Released on - 15/12/2020
My name is Pamela Dunbar. I qualified as an ODP in 2016 and worked at the Ayrshire Maternity Unit during the subsequent year, before moving to Manchester to work in anaesthetics at Salford Royal Hospital. Recently, I decided that I wanted to expand my skills and work in paediatrics, which prompted my move to Royal Manchester Children's Hospital in early 2020. It was very soon after starting here that we went through the first national lockdown.
This period caused much uncertainty for everybody; and perioperative staff were no exception.
Fortunately, being based in a children's hospital meant that my colleagues and I had more time to prepare for caring for COVID-19 patients. Training stations and workshops were set up in my department while the intensive care units and wards in our neighbouring adult hospital were quickly filling up with COVID-19 patients.
There was a very high demand for ventilators and critical care beds which led to our paediatric intensive care and recovery unit being transformed into a facility to treat adult COVID-19 patients. This required intense planning and advice from staff with critical care experience. Despite making preparations, we ended up not having to house any patients in paediatric theatre recovery. However, theatre staff did provide support to our critical care colleagues for a couple of weeks around Easter time when we had our first peak.
I was particularly apprehensive about being redeployed to ICU as I had only ever worked in theatre. There can often be plenty of confusion outside of the perioperative environment about the role of an ODP. This can be frustrating; however, I found informing the critical care nurses what skills I was competent in allowed me to be utilised most appropriately. Some of the jobs I did included helping to re-position patients, suctioning endotracheal tubes/ tracheostomies, taking samples from arterial lines, and completing observation charts and fluid balance charts.
Thankfully I did not feel pressured to do anything I was not competent at doing.
Lots of adjustments had to be made in our theatre department. Like every other hospital, elective operations were cancelled in response to the crisis the NHS was facing. We had to alter our shifts to fulfil the needs of our department at these unprecedented times. Elective surgery has reconvened now, but we have not returned to normal as we still wear PPE, ensure patients are swabbed for COVID-19, obey "clean air time" protocols following aerosol generating procedures and put extra measures in place to ensure the safety of our patients.

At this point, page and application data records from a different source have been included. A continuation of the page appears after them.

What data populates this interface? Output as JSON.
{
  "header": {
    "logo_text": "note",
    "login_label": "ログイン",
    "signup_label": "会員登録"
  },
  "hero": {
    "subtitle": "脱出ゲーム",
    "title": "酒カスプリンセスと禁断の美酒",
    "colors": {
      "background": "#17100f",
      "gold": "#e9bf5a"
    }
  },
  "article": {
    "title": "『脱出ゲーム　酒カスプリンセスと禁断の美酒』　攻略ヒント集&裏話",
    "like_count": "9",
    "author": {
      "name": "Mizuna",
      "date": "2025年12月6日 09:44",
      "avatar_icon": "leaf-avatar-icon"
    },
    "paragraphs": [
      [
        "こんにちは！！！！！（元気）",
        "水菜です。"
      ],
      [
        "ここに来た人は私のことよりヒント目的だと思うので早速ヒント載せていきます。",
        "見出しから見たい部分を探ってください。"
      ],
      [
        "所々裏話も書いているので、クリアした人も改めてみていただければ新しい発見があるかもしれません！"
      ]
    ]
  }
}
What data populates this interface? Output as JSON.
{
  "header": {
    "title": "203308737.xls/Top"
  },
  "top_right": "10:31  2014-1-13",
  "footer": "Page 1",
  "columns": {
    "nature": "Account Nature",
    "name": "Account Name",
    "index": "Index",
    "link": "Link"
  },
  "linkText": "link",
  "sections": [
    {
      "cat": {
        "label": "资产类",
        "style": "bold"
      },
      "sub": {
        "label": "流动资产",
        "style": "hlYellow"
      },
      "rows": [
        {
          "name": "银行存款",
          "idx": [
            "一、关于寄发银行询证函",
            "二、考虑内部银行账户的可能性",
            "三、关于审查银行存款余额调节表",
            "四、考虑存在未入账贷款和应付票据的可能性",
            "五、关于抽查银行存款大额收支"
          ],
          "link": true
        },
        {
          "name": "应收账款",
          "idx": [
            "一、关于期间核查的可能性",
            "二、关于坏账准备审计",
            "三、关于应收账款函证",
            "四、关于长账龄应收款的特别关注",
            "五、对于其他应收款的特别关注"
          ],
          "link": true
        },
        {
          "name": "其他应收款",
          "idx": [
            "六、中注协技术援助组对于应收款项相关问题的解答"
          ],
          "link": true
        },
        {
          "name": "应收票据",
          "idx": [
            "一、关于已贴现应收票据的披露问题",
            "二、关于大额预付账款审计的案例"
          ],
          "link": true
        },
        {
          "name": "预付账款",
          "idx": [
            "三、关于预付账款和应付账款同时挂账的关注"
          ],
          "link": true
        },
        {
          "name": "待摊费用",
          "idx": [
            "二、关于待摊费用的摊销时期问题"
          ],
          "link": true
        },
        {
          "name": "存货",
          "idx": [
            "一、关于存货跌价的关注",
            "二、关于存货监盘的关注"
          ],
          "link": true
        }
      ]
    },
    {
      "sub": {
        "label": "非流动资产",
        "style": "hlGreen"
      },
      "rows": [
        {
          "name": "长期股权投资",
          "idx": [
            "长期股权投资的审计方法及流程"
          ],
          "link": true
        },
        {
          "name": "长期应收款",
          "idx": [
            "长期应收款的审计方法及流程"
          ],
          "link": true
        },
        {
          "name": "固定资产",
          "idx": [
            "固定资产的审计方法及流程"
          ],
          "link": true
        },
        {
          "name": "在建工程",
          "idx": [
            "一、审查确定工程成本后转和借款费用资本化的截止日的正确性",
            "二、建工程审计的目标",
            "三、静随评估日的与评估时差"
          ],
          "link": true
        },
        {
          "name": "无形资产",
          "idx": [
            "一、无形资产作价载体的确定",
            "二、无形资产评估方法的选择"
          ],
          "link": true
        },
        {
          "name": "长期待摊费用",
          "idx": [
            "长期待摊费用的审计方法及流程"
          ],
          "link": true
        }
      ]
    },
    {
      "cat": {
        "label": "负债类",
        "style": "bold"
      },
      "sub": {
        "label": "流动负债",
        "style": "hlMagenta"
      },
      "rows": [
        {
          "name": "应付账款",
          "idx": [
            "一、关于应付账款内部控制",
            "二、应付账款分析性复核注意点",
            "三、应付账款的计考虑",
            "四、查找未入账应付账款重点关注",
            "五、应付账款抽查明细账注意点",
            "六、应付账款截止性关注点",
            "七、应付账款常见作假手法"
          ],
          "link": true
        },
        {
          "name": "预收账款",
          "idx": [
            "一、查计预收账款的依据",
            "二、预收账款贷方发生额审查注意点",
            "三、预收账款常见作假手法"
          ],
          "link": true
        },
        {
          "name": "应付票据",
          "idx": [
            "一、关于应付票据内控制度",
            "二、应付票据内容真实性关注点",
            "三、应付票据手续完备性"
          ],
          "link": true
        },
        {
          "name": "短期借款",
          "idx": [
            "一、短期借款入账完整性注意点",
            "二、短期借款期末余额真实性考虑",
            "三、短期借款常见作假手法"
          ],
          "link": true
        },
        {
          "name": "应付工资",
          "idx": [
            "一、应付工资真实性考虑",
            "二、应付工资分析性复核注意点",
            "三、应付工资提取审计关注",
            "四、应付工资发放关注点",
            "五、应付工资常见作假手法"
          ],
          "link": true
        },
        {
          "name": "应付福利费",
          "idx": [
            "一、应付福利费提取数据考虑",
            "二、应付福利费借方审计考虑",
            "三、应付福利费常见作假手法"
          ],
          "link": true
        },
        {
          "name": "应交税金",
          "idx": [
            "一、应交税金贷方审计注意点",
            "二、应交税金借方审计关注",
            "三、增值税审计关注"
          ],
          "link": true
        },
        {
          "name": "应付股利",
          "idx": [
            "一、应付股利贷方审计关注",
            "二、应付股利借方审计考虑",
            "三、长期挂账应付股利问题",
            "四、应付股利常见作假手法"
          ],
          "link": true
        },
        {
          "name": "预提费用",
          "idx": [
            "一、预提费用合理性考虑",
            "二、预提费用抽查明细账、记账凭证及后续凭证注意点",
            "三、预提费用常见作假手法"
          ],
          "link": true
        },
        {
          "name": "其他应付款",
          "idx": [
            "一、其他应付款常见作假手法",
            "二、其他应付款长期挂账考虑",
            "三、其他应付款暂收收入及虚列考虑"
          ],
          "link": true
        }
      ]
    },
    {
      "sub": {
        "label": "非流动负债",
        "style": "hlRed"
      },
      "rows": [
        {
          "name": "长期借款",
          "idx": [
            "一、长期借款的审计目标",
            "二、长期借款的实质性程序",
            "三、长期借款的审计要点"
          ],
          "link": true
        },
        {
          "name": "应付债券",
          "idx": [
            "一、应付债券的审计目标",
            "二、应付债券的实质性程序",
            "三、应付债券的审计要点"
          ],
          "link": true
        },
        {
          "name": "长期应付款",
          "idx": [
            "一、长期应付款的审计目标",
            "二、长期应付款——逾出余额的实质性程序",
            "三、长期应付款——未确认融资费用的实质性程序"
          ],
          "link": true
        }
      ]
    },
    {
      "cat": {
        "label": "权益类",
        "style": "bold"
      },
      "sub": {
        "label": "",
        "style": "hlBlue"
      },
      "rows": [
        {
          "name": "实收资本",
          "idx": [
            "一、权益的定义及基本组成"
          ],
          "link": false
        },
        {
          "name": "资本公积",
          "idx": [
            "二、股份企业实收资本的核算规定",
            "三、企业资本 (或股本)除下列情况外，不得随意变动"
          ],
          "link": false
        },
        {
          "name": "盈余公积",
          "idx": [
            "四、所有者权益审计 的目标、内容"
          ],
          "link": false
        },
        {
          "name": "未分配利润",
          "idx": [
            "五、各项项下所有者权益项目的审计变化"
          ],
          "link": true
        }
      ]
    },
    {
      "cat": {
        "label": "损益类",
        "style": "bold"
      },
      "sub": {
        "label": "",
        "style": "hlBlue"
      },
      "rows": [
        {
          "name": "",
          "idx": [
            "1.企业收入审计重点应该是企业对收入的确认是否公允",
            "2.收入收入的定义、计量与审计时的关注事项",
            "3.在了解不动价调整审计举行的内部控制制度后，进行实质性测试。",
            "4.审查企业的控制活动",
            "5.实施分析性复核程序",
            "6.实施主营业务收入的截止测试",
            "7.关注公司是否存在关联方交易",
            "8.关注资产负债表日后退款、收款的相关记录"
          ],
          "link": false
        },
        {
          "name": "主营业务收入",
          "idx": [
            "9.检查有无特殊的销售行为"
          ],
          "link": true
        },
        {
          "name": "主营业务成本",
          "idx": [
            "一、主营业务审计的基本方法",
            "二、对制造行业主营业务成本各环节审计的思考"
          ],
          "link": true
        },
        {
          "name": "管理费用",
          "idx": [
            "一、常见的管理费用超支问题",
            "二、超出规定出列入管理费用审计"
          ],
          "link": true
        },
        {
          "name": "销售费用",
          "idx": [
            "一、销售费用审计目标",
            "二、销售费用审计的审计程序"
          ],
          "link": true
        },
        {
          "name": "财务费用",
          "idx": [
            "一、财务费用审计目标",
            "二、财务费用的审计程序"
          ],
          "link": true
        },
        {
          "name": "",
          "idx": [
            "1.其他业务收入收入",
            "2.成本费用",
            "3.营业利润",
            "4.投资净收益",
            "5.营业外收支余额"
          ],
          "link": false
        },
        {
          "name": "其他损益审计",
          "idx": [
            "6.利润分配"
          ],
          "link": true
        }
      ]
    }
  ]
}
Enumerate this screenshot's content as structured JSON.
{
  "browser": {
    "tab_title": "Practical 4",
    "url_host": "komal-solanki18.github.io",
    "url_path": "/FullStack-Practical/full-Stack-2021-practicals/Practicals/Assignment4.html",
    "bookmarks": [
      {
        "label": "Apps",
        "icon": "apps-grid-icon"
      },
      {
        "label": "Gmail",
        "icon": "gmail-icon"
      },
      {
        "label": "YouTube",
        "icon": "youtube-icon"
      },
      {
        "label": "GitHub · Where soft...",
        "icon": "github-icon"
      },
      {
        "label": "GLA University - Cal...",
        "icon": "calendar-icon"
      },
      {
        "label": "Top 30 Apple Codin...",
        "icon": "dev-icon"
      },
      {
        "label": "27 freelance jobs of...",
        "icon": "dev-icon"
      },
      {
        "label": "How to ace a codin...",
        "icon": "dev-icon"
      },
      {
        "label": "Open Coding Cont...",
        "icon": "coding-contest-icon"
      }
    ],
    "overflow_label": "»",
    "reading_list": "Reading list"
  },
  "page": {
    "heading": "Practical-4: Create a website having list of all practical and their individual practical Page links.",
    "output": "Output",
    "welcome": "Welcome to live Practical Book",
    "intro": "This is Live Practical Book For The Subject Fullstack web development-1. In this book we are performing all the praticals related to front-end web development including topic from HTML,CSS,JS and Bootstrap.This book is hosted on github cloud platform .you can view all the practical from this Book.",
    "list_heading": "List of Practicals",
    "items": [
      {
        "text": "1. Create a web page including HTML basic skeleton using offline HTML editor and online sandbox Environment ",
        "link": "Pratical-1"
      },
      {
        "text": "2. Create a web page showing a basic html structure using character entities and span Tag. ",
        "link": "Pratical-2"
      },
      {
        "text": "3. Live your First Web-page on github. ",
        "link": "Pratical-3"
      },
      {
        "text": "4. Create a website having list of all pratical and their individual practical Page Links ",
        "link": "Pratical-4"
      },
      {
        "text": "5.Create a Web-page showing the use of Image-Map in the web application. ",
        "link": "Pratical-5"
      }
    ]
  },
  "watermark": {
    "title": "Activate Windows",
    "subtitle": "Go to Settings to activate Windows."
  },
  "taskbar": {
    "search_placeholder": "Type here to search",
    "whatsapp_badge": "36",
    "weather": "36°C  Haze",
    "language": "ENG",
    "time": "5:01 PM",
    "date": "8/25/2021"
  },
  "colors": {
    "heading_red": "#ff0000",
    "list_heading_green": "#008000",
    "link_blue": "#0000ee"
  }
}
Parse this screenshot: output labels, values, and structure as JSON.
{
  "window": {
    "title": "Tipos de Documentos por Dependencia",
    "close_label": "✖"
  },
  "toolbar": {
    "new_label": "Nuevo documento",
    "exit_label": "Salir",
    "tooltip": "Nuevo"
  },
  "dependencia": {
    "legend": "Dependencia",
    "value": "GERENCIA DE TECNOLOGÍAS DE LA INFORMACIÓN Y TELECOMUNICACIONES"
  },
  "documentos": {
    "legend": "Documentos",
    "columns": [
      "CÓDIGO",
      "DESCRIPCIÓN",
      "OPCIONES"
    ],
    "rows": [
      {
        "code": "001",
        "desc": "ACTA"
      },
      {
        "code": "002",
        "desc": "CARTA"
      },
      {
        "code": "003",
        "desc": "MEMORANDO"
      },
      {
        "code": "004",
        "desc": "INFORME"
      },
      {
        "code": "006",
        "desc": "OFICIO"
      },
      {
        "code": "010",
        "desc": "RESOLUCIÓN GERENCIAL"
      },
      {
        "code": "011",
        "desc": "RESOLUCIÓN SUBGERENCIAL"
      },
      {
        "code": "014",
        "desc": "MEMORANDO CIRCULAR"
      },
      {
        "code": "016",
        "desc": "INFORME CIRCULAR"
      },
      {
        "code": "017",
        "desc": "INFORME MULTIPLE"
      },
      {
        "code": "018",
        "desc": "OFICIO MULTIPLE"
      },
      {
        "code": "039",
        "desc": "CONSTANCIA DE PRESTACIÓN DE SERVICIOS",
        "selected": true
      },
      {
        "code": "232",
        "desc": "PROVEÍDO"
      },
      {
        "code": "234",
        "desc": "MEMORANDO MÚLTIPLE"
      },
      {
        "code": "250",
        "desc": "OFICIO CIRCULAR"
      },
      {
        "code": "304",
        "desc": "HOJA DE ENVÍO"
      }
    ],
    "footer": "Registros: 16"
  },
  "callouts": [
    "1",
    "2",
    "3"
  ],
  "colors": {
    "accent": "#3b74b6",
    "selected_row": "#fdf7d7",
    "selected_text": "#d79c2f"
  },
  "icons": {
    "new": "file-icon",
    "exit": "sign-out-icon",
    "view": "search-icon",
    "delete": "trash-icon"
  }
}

I found the most challenging part was trying to perform my duties whilst wearing full PPE. It left me dehydrated, fatigued and would often cause headaches. However, over time, we have all become accustomed to it and have learnt to accept the additional challenges we now face in order to protect ourselves, our colleagues and our patients.
The love and support the NHS and its staff have received this year from the public has been overwhelming and truly humbling. Many individuals have performed extraordinary acts of kindness and generosity to try and support front line workers through this challenging time, for which I will always be grateful.